[Opening Information supplied section]
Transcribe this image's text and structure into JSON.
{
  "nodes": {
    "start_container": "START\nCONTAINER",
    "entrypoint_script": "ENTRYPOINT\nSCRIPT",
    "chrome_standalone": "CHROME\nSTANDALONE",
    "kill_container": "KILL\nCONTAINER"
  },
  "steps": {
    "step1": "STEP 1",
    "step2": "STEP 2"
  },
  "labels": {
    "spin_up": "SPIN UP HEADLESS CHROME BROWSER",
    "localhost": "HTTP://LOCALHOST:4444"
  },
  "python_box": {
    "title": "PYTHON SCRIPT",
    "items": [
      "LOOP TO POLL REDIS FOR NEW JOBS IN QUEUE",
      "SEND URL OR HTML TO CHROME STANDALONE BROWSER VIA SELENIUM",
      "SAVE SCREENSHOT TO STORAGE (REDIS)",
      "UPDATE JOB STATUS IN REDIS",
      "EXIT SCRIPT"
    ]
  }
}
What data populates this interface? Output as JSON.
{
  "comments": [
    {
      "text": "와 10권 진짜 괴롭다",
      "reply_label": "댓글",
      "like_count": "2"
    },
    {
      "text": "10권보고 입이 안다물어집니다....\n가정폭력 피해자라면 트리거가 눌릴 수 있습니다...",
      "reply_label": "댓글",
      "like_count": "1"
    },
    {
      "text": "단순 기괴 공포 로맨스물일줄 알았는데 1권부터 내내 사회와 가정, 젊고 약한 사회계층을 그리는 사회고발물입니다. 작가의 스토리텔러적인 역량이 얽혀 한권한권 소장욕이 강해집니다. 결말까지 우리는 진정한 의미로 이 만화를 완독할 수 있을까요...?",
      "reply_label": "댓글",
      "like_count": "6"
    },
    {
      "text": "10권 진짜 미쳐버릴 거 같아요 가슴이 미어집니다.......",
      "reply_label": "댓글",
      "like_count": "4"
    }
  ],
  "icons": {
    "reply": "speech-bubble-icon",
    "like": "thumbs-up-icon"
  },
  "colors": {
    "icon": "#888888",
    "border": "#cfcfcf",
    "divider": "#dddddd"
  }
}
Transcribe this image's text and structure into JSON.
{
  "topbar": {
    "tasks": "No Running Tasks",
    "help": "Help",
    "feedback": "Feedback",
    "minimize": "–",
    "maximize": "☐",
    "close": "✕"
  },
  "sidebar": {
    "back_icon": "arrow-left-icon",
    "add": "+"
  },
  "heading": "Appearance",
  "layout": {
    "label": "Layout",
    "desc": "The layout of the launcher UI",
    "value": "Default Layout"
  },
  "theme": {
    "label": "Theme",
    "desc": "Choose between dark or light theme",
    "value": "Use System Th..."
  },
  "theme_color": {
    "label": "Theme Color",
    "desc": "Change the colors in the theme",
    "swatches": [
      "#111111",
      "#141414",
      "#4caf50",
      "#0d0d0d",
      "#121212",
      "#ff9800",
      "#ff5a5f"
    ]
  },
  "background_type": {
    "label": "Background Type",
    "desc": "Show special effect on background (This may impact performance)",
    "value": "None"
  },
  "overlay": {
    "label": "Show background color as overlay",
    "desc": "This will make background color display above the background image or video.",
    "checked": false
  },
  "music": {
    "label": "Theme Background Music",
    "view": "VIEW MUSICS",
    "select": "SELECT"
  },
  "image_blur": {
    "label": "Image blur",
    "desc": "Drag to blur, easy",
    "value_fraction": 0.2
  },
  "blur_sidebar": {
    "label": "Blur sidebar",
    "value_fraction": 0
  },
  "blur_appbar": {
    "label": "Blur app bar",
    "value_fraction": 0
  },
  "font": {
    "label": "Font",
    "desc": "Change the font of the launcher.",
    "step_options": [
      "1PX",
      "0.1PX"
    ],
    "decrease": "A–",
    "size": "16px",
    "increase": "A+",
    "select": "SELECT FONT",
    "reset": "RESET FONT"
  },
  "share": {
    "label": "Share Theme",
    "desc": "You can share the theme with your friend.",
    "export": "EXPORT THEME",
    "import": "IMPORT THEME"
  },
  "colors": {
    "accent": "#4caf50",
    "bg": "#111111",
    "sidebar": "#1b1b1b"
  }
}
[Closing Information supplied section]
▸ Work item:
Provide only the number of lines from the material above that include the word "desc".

▸ Task result:
8